  82. Singh, I., Roberts, N., Irving, R., & Singh, N. (2013). Compassion, care, dignity and respect: The NHS needs a culture change. British Journal of Hospital Medicine, 74(3), 124–125.CrossRefPubMedGoogle Scholar
  83. Slote, M. (1997). Virtue ethics. In M. Baron, P. Pettit, & M. Slote (Eds.), Three methods of ethics: A debate (pp. 175–194). Oxford: Blackwell.Google Scholar
  84. Sokol, D. (2009). The value of hospital chaplains. Retrieved April 23, 2009, from http://news.bbc.co.uk/1/hi/health/7990099.stm
  85. Stephenson, J. (2012). Wellbeing measure ‘will boost health investment’ [Electronic Version]. Health Service Journal, from http://www.hsj.co.uk/news/wellbeing-measure-will-boost-health-investment/5047492.article
  86. Swift, C., Chaplaincy-Leaders-Forum, & National Equality and Health Inequalities Team, N.-E. (2015). NHS Chaplaincy guidelines 2015, promoting excellence in pastoral, spiritual and religious care. London: NHS England.Google Scholar
  87. Traustadóttir, R. (2006). Learning about self-advocacy from life history: A case study from the United States. British Journal of Learning Disabilities, 34(3), 175–180.CrossRefGoogle Scholar
  88. Vanier, J. (2008). Jean Vanier: Essential writings. New York: Orbis Books.Google Scholar
  89. Wilkinson, R. G., & Pickett, K. (2010). The spirit level: Why equality is better for everyone. London/New York: Penguin Books.Google Scholar
  90. Williams, B. (1985). Ethics and the limits of philosophy. Cambridge, MA: Harvard University Press.Google Scholar
  91. Winston, B. E., & Tucker, P. A. (2011). The beatitudes as leadership virtues. The Journal of Virtues and Leadership, 2(1), 15–29.Google Scholar
  92. Wolfensberger, W. (2001a). The good life for mentally retarded persons. Journal of Religion, Disability & Health, 4(2-3), 103–109.CrossRefGoogle Scholar
  93. Wolfensberger, W. (2001b). The normative lack of Christian communality in local congregations as the central obstacle to a proper relationship with needy members. Journal of Religion, Disability & Health, 4(2-3), 111–126.CrossRefGoogle Scholar
  94. Wright, N. T. (1992). The new testament and the people of God. Minneapolis: Fortress Press.Google Scholar
  95. Yin, R. K. (2006). Case study research: Design and methods. Thousand Oaks: Sage.Google Scholar
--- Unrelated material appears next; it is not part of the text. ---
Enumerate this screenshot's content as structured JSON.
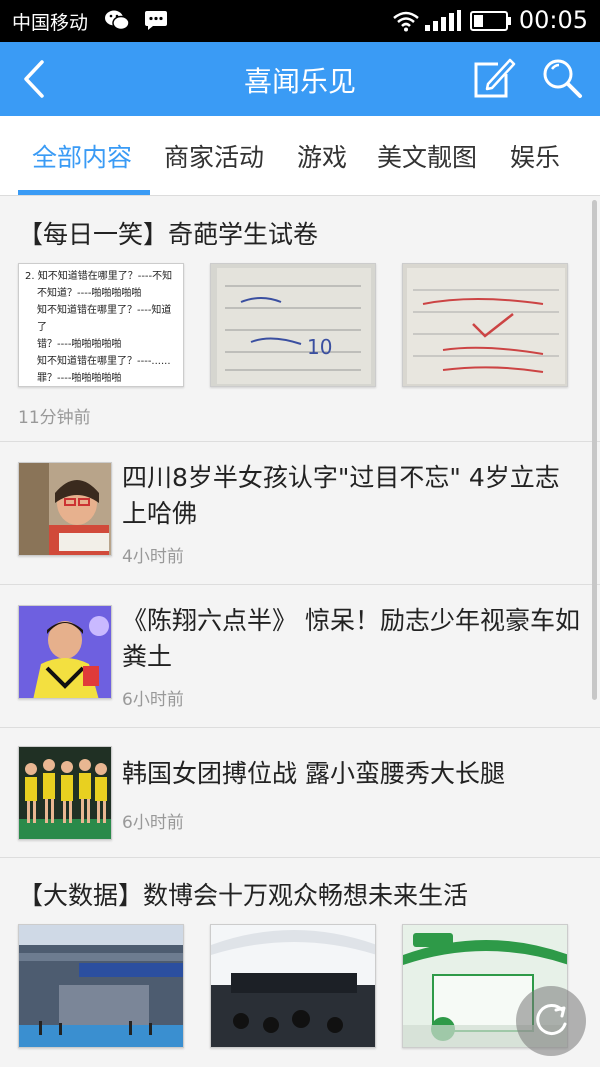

Copyright information

© The Author(s) 2017

Authors and Affiliations

  • Geoff Morgan
    • 1
    • 2
  1. 1.North Middlesex University Hospital NHS TrustLondonUK
  2. 2.Oxford University Hospitals NHS Foundation TrustOxfordUK

Personalised recommendations